=== Begin Enclosure ===

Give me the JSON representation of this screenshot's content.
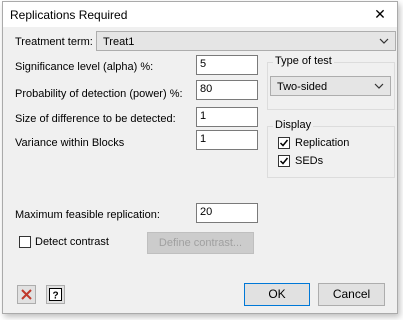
{
  "window": {
    "title": "Replications Required"
  },
  "treatment": {
    "label": "Treatment term:",
    "value": "Treat1"
  },
  "fields": {
    "alpha": {
      "label": "Significance level (alpha) %:",
      "value": "5"
    },
    "power": {
      "label": "Probability of detection (power) %:",
      "value": "80"
    },
    "difference": {
      "label": "Size of difference to be detected:",
      "value": "1"
    },
    "variance": {
      "label": "Variance within Blocks",
      "value": "1"
    },
    "max_rep": {
      "label": "Maximum feasible replication:",
      "value": "20"
    }
  },
  "test_type": {
    "group_label": "Type of test",
    "value": "Two-sided"
  },
  "display": {
    "group_label": "Display",
    "replication": {
      "label": "Replication",
      "checked": true
    },
    "seds": {
      "label": "SEDs",
      "checked": true
    }
  },
  "contrast": {
    "checkbox_label": "Detect contrast",
    "checked": false,
    "button_label": "Define contrast..."
  },
  "buttons": {
    "ok": "OK",
    "cancel": "Cancel"
  },
  "colors": {
    "accent": "#0078d7",
    "clear_icon": "#c0392b"
  }
}
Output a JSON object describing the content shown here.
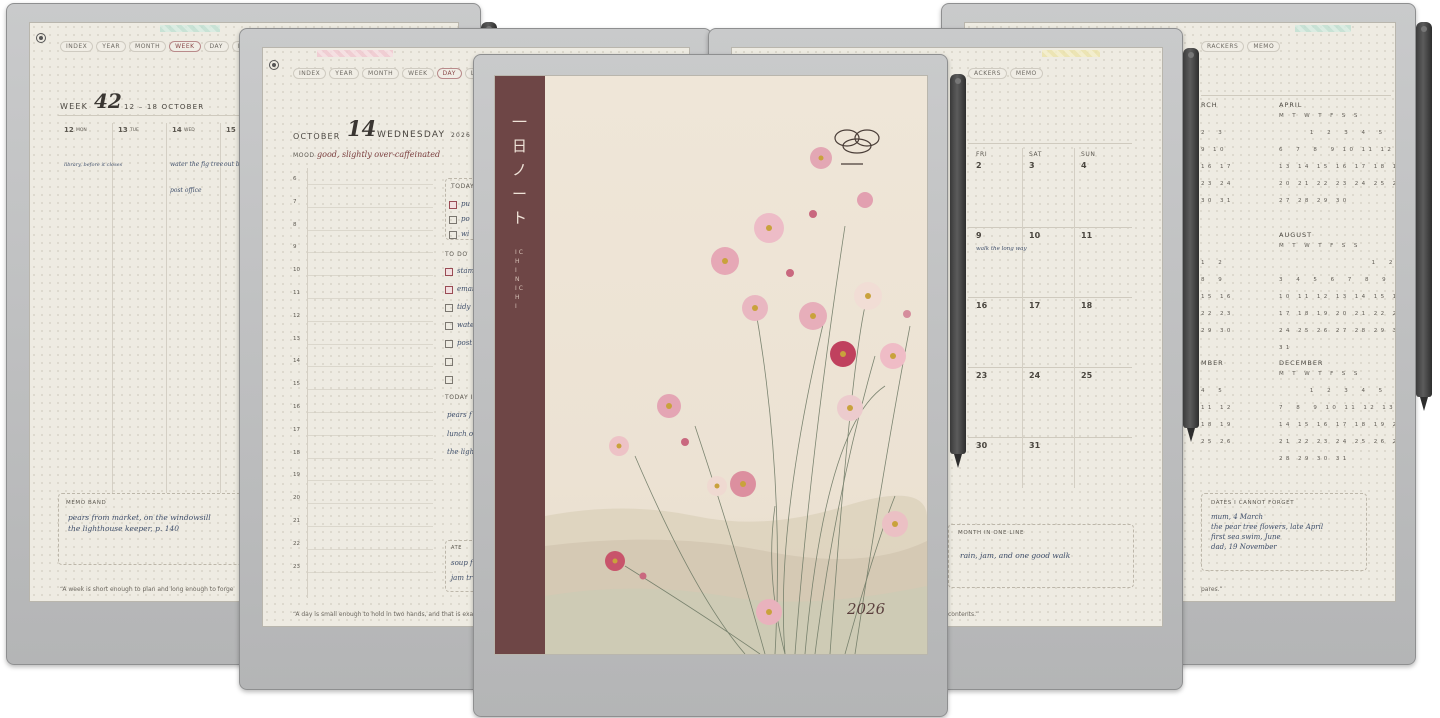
{
  "week_page": {
    "tabs": [
      "INDEX",
      "YEAR",
      "MONTH",
      "WEEK",
      "DAY",
      "LISTS"
    ],
    "active_tab": "WEEK",
    "label": "WEEK",
    "week_number": "42",
    "range": "12 – 18 OCTOBER",
    "days": [
      "12",
      "MON",
      "13",
      "TUE",
      "14",
      "WED",
      "15"
    ],
    "notes": [
      "library, before it closes",
      "water the fig tree",
      "post office",
      "out b"
    ],
    "memo_title": "MEMO BAND",
    "memo_lines": [
      "pears from market, on the windowsill",
      "the lighthouse keeper, p. 140"
    ],
    "quote": "“A week is short enough to plan and long enough to forge"
  },
  "day_page": {
    "tabs": [
      "INDEX",
      "YEAR",
      "MONTH",
      "WEEK",
      "DAY",
      "LISTS"
    ],
    "active_tab": "DAY",
    "month": "OCTOBER",
    "day_number": "14",
    "weekday": "WEDNESDAY",
    "year": "2026",
    "mood_label": "MOOD",
    "mood": "good, slightly over-caffeinated",
    "hours": [
      "6",
      "7",
      "8",
      "9",
      "10",
      "11",
      "12",
      "13",
      "14",
      "15",
      "16",
      "17",
      "18",
      "19",
      "20",
      "21",
      "22",
      "23"
    ],
    "today_label": "TODAY",
    "today_items": [
      "pu",
      "po",
      "wi"
    ],
    "todo_label": "TO DO",
    "todo_items": [
      "stam",
      "emai",
      "tidy",
      "wate",
      "post",
      "",
      ""
    ],
    "today_i_label": "TODAY I",
    "today_i_lines": [
      "pears f",
      "lunch o",
      "the ligh"
    ],
    "eat_label": "ATE",
    "eat_lines": [
      "soup f",
      "jam tr"
    ],
    "quote": "“A day is small enough to hold in two hands, and that is exact"
  },
  "cover": {
    "title_vertical": "一日ノート",
    "subtitle_vertical": "ICHINICHI",
    "year": "2026",
    "spine_color": "#6e4646"
  },
  "month_page": {
    "tabs": [
      "ACKERS",
      "MEMO"
    ],
    "headers": [
      "FRI",
      "SAT",
      "SUN"
    ],
    "weeks": [
      [
        "2",
        "3",
        "4"
      ],
      [
        "9",
        "10",
        "11"
      ],
      [
        "16",
        "17",
        "18"
      ],
      [
        "23",
        "24",
        "25"
      ],
      [
        "30",
        "31",
        ""
      ]
    ],
    "note": "walk the long way",
    "line_title": "MONTH IN ONE LINE",
    "line_text": "rain, jam, and one good walk",
    "quote": "contents.”"
  },
  "year_page": {
    "tabs": [
      "RACKERS",
      "MEMO"
    ],
    "months": [
      {
        "name": "RCH",
        "rows": [
          "",
          "2  3",
          "9 10",
          "16 17",
          "23 24",
          "30 31"
        ]
      },
      {
        "name": "APRIL",
        "rows": [
          "M T W T F S S",
          "      1  2  3  4  5",
          "6  7  8  9 10 11 12",
          "13 14 15 16 17 18 19",
          "20 21 22 23 24 25 26",
          "27 28 29 30"
        ]
      },
      {
        "name": "",
        "rows": [
          "",
          "1  2",
          "8  9",
          "15 16",
          "22 23",
          "29 30"
        ]
      },
      {
        "name": "AUGUST",
        "rows": [
          "M T W T F S S",
          "                  1  2",
          "3  4  5  6  7  8  9",
          "10 11 12 13 14 15 16",
          "17 18 19 20 21 22 23",
          "24 25 26 27 28 29 30",
          "31"
        ]
      },
      {
        "name": "MBER",
        "rows": [
          "",
          "4  5",
          "11 12",
          "18 19",
          "25 26",
          ""
        ]
      },
      {
        "name": "DECEMBER",
        "rows": [
          "M T W T F S S",
          "      1  2  3  4  5  6",
          "7  8  9 10 11 12 13",
          "14 15 16 17 18 19 20",
          "21 22 23 24 25 26 27",
          "28 29 30 31"
        ]
      }
    ],
    "dates_title": "DATES I CANNOT FORGET",
    "dates_lines": [
      "mum, 4 March",
      "the pear tree flowers, late April",
      "first sea swim, June",
      "dad, 19 November"
    ],
    "quote": "pares.”"
  }
}
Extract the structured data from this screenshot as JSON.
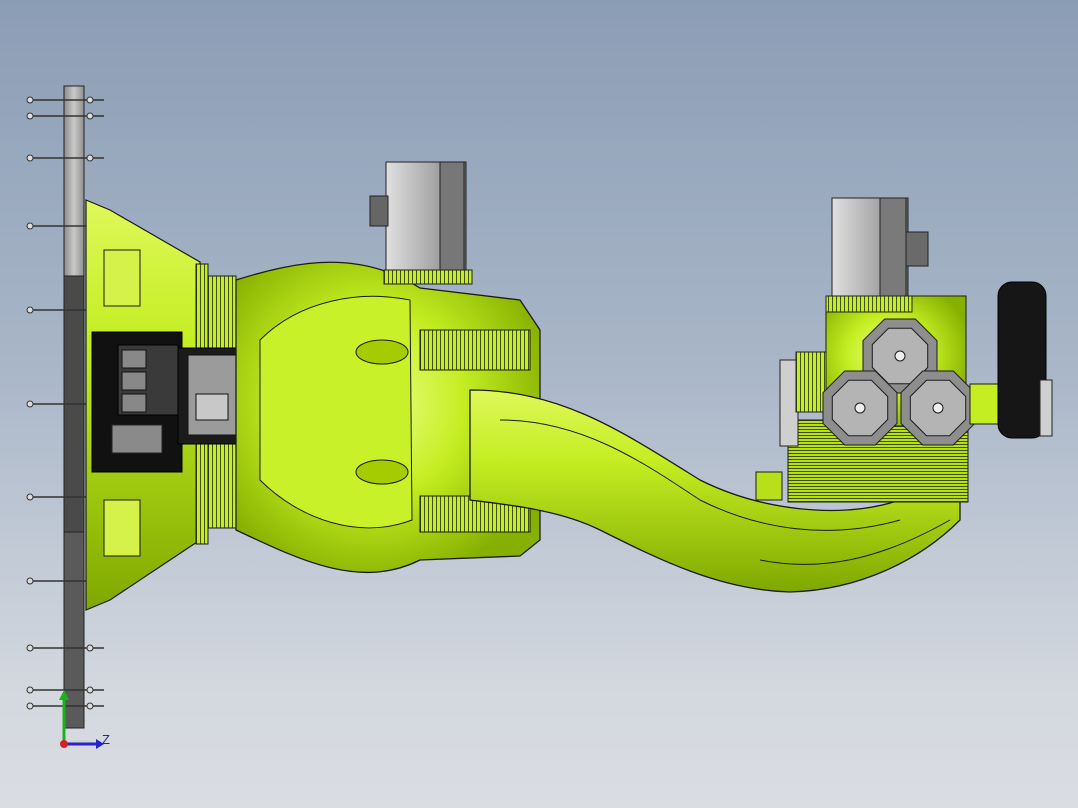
{
  "viewport": {
    "background_top": "#8b9db5",
    "background_bottom": "#dadde2"
  },
  "model": {
    "body_color": "#c2ee1f",
    "body_highlight": "#e6ff74",
    "body_shadow": "#86b000",
    "metal_color": "#b5b5b5",
    "motor_color": "#a8a8a8",
    "edge_color": "#1b1b1b"
  },
  "triad": {
    "x_color": "#d42222",
    "y_color": "#1db11d",
    "z_color": "#2424c8",
    "z_label": "Z",
    "icon": "axis-triad-icon"
  }
}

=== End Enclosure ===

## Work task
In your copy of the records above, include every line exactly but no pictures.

## Answer section
Give me the JSON representation of this screenshot's content.
{
  "window": {
    "title": "Replications Required"
  },
  "treatment": {
    "label": "Treatment term:",
    "value": "Treat1"
  },
  "fields": {
    "alpha": {
      "label": "Significance level (alpha) %:",
      "value": "5"
    },
    "power": {
      "label": "Probability of detection (power) %:",
      "value": "80"
    },
    "difference": {
      "label": "Size of difference to be detected:",
      "value": "1"
    },
    "variance": {
      "label": "Variance within Blocks",
      "value": "1"
    },
    "max_rep": {
      "label": "Maximum feasible replication:",
      "value": "20"
    }
  },
  "test_type": {
    "group_label": "Type of test",
    "value": "Two-sided"
  },
  "display": {
    "group_label": "Display",
    "replication": {
      "label": "Replication",
      "checked": true
    },
    "seds": {
      "label": "SEDs",
      "checked": true
    }
  },
  "contrast": {
    "checkbox_label": "Detect contrast",
    "checked": false,
    "button_label": "Define contrast..."
  },
  "buttons": {
    "ok": "OK",
    "cancel": "Cancel"
  },
  "colors": {
    "accent": "#0078d7",
    "clear_icon": "#c0392b"
  }
}
Output a JSON object describing the content shown here.
{
  "week_page": {
    "tabs": [
      "INDEX",
      "YEAR",
      "MONTH",
      "WEEK",
      "DAY",
      "LISTS"
    ],
    "active_tab": "WEEK",
    "label": "WEEK",
    "week_number": "42",
    "range": "12 – 18 OCTOBER",
    "days": [
      "12",
      "MON",
      "13",
      "TUE",
      "14",
      "WED",
      "15"
    ],
    "notes": [
      "library, before it closes",
      "water the fig tree",
      "post office",
      "out b"
    ],
    "memo_title": "MEMO BAND",
    "memo_lines": [
      "pears from market, on the windowsill",
      "the lighthouse keeper, p. 140"
    ],
    "quote": "“A week is short enough to plan and long enough to forge"
  },
  "day_page": {
    "tabs": [
      "INDEX",
      "YEAR",
      "MONTH",
      "WEEK",
      "DAY",
      "LISTS"
    ],
    "active_tab": "DAY",
    "month": "OCTOBER",
    "day_number": "14",
    "weekday": "WEDNESDAY",
    "year": "2026",
    "mood_label": "MOOD",
    "mood": "good, slightly over-caffeinated",
    "hours": [
      "6",
      "7",
      "8",
      "9",
      "10",
      "11",
      "12",
      "13",
      "14",
      "15",
      "16",
      "17",
      "18",
      "19",
      "20",
      "21",
      "22",
      "23"
    ],
    "today_label": "TODAY",
    "today_items": [
      "pu",
      "po",
      "wi"
    ],
    "todo_label": "TO DO",
    "todo_items": [
      "stam",
      "emai",
      "tidy",
      "wate",
      "post",
      "",
      ""
    ],
    "today_i_label": "TODAY I",
    "today_i_lines": [
      "pears f",
      "lunch o",
      "the ligh"
    ],
    "eat_label": "ATE",
    "eat_lines": [
      "soup f",
      "jam tr"
    ],
    "quote": "“A day is small enough to hold in two hands, and that is exact"
  },
  "cover": {
    "title_vertical": "一日ノート",
    "subtitle_vertical": "ICHINICHI",
    "year": "2026",
    "spine_color": "#6e4646"
  },
  "month_page": {
    "tabs": [
      "ACKERS",
      "MEMO"
    ],
    "headers": [
      "FRI",
      "SAT",
      "SUN"
    ],
    "weeks": [
      [
        "2",
        "3",
        "4"
      ],
      [
        "9",
        "10",
        "11"
      ],
      [
        "16",
        "17",
        "18"
      ],
      [
        "23",
        "24",
        "25"
      ],
      [
        "30",
        "31",
        ""
      ]
    ],
    "note": "walk the long way",
    "line_title": "MONTH IN ONE LINE",
    "line_text": "rain, jam, and one good walk",
    "quote": "contents.”"
  },
  "year_page": {
    "tabs": [
      "RACKERS",
      "MEMO"
    ],
    "months": [
      {
        "name": "RCH",
        "rows": [
          "",
          "2  3",
          "9 10",
          "16 17",
          "23 24",
          "30 31"
        ]
      },
      {
        "name": "APRIL",
        "rows": [
          "M T W T F S S",
          "      1  2  3  4  5",
          "6  7  8  9 10 11 12",
          "13 14 15 16 17 18 19",
          "20 21 22 23 24 25 26",
          "27 28 29 30"
        ]
      },
      {
        "name": "",
        "rows": [
          "",
          "1  2",
          "8  9",
          "15 16",
          "22 23",
          "29 30"
        ]
      },
      {
        "name": "AUGUST",
        "rows": [
          "M T W T F S S",
          "                  1  2",
          "3  4  5  6  7  8  9",
          "10 11 12 13 14 15 16",
          "17 18 19 20 21 22 23",
          "24 25 26 27 28 29 30",
          "31"
        ]
      },
      {
        "name": "MBER",
        "rows": [
          "",
          "4  5",
          "11 12",
          "18 19",
          "25 26",
          ""
        ]
      },
      {
        "name": "DECEMBER",
        "rows": [
          "M T W T F S S",
          "      1  2  3  4  5  6",
          "7  8  9 10 11 12 13",
          "14 15 16 17 18 19 20",
          "21 22 23 24 25 26 27",
          "28 29 30 31"
        ]
      }
    ],
    "dates_title": "DATES I CANNOT FORGET",
    "dates_lines": [
      "mum, 4 March",
      "the pear tree flowers, late April",
      "first sea swim, June",
      "dad, 19 November"
    ],
    "quote": "pares.”"
  }
}
Extract the structured data from this screenshot as JSON.
{
  "viewport": {
    "background_top": "#8b9db5",
    "background_bottom": "#dadde2"
  },
  "model": {
    "body_color": "#c2ee1f",
    "body_highlight": "#e6ff74",
    "body_shadow": "#86b000",
    "metal_color": "#b5b5b5",
    "motor_color": "#a8a8a8",
    "edge_color": "#1b1b1b"
  },
  "triad": {
    "x_color": "#d42222",
    "y_color": "#1db11d",
    "z_color": "#2424c8",
    "z_label": "Z",
    "icon": "axis-triad-icon"
  }
}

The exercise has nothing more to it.